Assigned task. Search for the word "title" in the entries. Each line that holds it should be copied.

[Records drawn from a dataset]
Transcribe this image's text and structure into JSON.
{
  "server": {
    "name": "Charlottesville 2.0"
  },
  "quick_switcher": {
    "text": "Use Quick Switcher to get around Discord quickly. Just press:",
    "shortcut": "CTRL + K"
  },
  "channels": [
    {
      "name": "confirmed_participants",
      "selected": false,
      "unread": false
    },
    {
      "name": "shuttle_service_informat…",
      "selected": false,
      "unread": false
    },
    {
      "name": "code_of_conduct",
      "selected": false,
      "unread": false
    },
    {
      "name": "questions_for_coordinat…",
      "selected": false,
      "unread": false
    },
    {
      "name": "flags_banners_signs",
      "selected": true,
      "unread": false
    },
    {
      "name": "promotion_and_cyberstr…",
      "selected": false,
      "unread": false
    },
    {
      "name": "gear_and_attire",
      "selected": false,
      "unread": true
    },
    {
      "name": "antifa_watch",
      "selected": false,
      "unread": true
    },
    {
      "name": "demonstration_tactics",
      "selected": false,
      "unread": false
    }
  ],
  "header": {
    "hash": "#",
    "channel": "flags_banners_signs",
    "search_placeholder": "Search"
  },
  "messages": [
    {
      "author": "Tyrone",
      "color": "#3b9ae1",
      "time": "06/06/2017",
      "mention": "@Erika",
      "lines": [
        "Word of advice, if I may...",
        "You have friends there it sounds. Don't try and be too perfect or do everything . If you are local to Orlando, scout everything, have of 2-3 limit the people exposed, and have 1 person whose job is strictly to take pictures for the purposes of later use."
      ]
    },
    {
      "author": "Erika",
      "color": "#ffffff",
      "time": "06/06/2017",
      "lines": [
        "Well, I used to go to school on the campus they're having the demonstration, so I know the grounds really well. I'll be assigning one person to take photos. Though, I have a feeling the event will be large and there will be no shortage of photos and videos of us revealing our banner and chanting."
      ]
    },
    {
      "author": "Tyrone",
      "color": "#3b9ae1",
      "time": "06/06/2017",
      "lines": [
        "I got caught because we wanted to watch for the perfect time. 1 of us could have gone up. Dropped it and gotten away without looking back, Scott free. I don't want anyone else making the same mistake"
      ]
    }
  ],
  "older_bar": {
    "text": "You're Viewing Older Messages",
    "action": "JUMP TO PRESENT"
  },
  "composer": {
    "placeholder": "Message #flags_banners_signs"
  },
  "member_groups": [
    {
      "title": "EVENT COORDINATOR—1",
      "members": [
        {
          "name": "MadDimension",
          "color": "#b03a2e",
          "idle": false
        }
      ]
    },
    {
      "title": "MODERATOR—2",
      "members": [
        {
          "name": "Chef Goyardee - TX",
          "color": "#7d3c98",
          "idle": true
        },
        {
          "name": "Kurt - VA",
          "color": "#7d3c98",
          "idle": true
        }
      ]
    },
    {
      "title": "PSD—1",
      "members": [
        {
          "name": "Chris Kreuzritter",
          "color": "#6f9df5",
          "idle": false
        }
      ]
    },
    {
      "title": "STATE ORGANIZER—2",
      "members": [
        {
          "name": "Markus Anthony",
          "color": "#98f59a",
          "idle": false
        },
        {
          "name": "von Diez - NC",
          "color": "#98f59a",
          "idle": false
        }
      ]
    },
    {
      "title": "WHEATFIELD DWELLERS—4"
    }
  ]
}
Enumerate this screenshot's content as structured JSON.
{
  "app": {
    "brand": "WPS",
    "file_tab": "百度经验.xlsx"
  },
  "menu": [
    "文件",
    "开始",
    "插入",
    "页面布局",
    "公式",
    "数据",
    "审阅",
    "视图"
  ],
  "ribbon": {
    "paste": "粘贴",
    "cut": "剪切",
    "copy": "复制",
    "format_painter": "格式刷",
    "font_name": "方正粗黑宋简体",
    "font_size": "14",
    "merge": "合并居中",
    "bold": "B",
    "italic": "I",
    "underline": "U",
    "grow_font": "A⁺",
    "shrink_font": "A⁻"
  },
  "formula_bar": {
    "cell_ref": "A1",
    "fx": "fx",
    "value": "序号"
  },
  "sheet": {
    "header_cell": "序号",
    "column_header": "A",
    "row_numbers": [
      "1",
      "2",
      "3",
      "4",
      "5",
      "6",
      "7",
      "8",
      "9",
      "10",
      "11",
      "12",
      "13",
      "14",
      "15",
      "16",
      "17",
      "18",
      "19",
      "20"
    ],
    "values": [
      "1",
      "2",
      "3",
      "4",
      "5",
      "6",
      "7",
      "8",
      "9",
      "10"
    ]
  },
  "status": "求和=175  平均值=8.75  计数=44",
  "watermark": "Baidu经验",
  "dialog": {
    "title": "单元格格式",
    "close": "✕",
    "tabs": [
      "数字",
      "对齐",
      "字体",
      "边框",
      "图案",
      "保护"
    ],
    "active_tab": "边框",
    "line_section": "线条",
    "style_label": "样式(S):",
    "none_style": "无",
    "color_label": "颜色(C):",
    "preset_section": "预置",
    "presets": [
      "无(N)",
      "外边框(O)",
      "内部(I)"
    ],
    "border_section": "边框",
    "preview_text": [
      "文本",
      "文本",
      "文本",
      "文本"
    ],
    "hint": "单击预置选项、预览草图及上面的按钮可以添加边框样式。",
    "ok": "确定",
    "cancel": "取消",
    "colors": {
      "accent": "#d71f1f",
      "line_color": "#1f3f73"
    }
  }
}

Written answer.
      "title": "EVENT COORDINATOR—1",
      "title": "MODERATOR—2",
      "title": "PSD—1",
      "title": "STATE ORGANIZER—2",
      "title": "WHEATFIELD DWELLERS—4"
    "title": "单元格格式",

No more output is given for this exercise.